Jack then went off and built an HTML prototype based on the findings of the guerrilla testing.
In Sprint #4, we quickly agreed that we needed to further explore and test this idea so we started by conducting usability testing on the HTML prototype. We agreed that the personas we would focus on were Lakshan, the specialist user working as a lobbyist, and Eric, the interested member of the public.
With this in mind, we recruited participants for usability testing and scheduled sessions with two public affairs specialists, one member of the public and MP research assistants.
In parallel, we wanted to explore another way of finding members interested in an issue through their membership to groups. By groups, we mean committees, all party parliamentary groups (APPGs: informal cross-party groups of members of the Commons and Lords interested in a particular topic), government and party roles. Let’s call this prototype the “Groups’ finder” prototype.
Ganesh, Jack and Ed conducted further guerrilla testing with members of staff in both Houses with the Groups’ finder paper prototype while I conducted most of the usability testing for the People’s finder HTML prototype.
The findings of the usability testing on the People’s finder taught us a few things:
- There are existing user journeys and behaviours that we need to make sure we maintain. For example, the name of a member being hyperlinked means for all participants that you will land on the profile/biography page of the member with their contact details and biography information.
- Allow filtering of issues on results page to sub-categories within issue (i.e. right to buy is seen as a topic within the housing topic)
- Content needs to be worked on, especially for the 'no results found' page as not particularly useful to participants
- Further work needs to be done to explore the issue of ‘my MP as a representative who can help me vs. MPs in general interested in an issue’. This point was raised by the member of the public who did not see why she would get in contact with other members of Parliament as her assumption was that only her MP could help her.
- Activities/contributions vs. group/membership
- Members’ membership to committees, parliamentary and government roles were suggested by participants as a useful indication of a member’s involvement on a specific issue. This point validated our assumptions that groups or memberships would be a useful way to get to members interested or involved in an issue.
As for the guerrilla testing of Groups’ finder:
- Participants considered that members' membership to a group was a sign of their definite interest in that specific topic
- Ordering of groups was good. Departmental roles may be more important than APPGs.
- Party spokespeople are seen as valuable
- Contacting: title link goes to committee landing page and name goes to biography.
After that, we took the lessons learned of our testing and iterated the HTML prototype:
We were left with a number of questions and explorations at the end of Sprint #4 that we want to take further in the next sprints:
- Do more work around 'groups'
- What happens if there isn't any content around an issue?
- How do we define an issue/topic/subject?
- Work further on a more rounded-up journey from looking for a member on a specific issue to potentially taking an action (i.e. contacting a member or a parliamentary group) and when this action should take place?
- We will take a focus on the general public, namely around our personas Eric and Patricia, as we need to understand better the limitation around the assumption that ‘only my MP can help me with my issue’ as opposed to contacting other members of the Commons or the Lords.
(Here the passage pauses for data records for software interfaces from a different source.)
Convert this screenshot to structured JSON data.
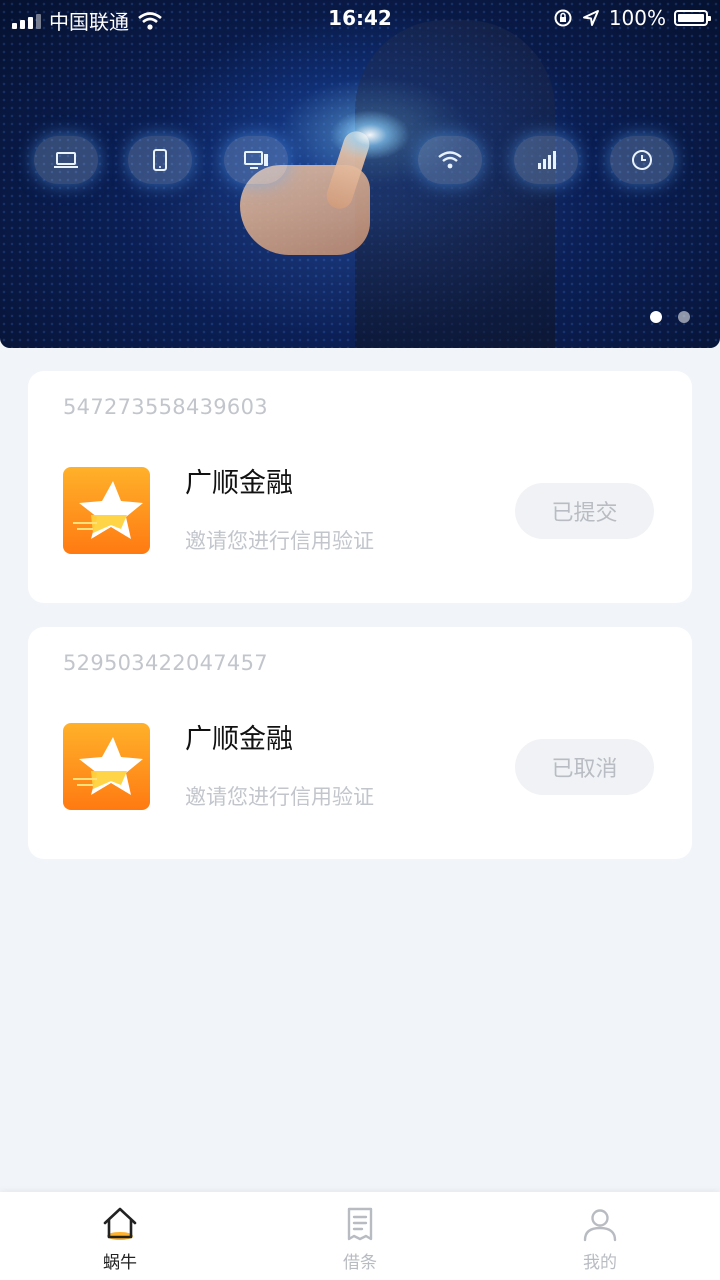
{
  "status_bar": {
    "carrier": "中国联通",
    "time": "16:42",
    "battery": "100%"
  },
  "banner": {
    "pager_total": 2,
    "pager_active": 0,
    "device_icons": [
      "laptop-icon",
      "tablet-icon",
      "desktop-icon",
      "wifi-icon",
      "signal-icon",
      "clock-icon"
    ]
  },
  "orders": [
    {
      "order_no": "547273558439603",
      "name": "广顺金融",
      "desc": "邀请您进行信用验证",
      "status": "已提交"
    },
    {
      "order_no": "529503422047457",
      "name": "广顺金融",
      "desc": "邀请您进行信用验证",
      "status": "已取消"
    }
  ],
  "tabbar": {
    "tabs": [
      {
        "label": "蜗牛",
        "icon": "home-icon",
        "active": true
      },
      {
        "label": "借条",
        "icon": "document-icon",
        "active": false
      },
      {
        "label": "我的",
        "icon": "user-icon",
        "active": false
      }
    ]
  },
  "colors": {
    "accent": "#ff8a1a",
    "muted_text": "#c2c6cc",
    "page_bg": "#f1f5f9"
  }
}
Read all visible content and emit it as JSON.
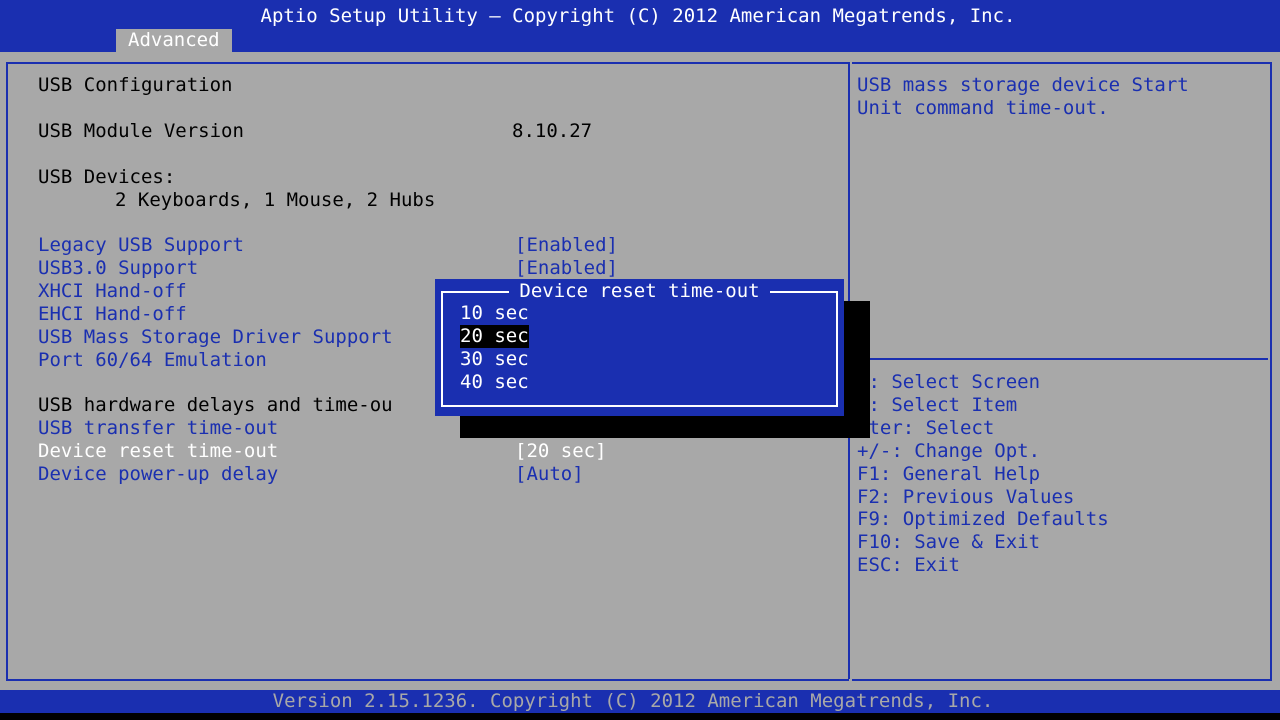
{
  "header": {
    "title": "Aptio Setup Utility – Copyright (C) 2012 American Megatrends, Inc.",
    "active_tab": "Advanced"
  },
  "main": {
    "section_title": "USB Configuration",
    "module_version_label": "USB Module Version",
    "module_version_value": "8.10.27",
    "devices_label": "USB Devices:",
    "devices_value": "2 Keyboards, 1 Mouse, 2 Hubs",
    "settings": [
      {
        "label": "Legacy USB Support",
        "value": "[Enabled]"
      },
      {
        "label": "USB3.0 Support",
        "value": "[Enabled]"
      },
      {
        "label": "XHCI Hand-off",
        "value": ""
      },
      {
        "label": "EHCI Hand-off",
        "value": ""
      },
      {
        "label": "USB Mass Storage Driver Support",
        "value": ""
      },
      {
        "label": "Port 60/64 Emulation",
        "value": ""
      }
    ],
    "delays_heading": "USB hardware delays and time-ou",
    "delay_settings": [
      {
        "label": "USB transfer time-out",
        "value": "",
        "selected": false
      },
      {
        "label": "Device reset time-out",
        "value": "[20 sec]",
        "selected": true
      },
      {
        "label": "Device power-up delay",
        "value": "[Auto]",
        "selected": false
      }
    ]
  },
  "help": {
    "line1": "USB mass storage device Start",
    "line2": "Unit command time-out."
  },
  "keys": [
    "←: Select Screen",
    "↓: Select Item",
    "nter: Select",
    "+/-: Change Opt.",
    "F1: General Help",
    "F2: Previous Values",
    "F9: Optimized Defaults",
    "F10: Save & Exit",
    "ESC: Exit"
  ],
  "dialog": {
    "title": "Device reset time-out",
    "options": [
      "10 sec",
      "20 sec",
      "30 sec",
      "40 sec"
    ],
    "selected_option": "20 sec"
  },
  "footer": {
    "text": "Version 2.15.1236. Copyright (C) 2012 American Megatrends, Inc."
  },
  "colors": {
    "background": "#a8a8a8",
    "accent_blue": "#1a2fb0",
    "text_white": "#ffffff",
    "text_black": "#000000"
  }
}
We need to understand and manage expectations of contacting members of Parliament.
- Adding real data and test it
- It will also be the opportunity to expand on the domain model, but I will leave it to Giuseppe and Rebecca to tell you more about this!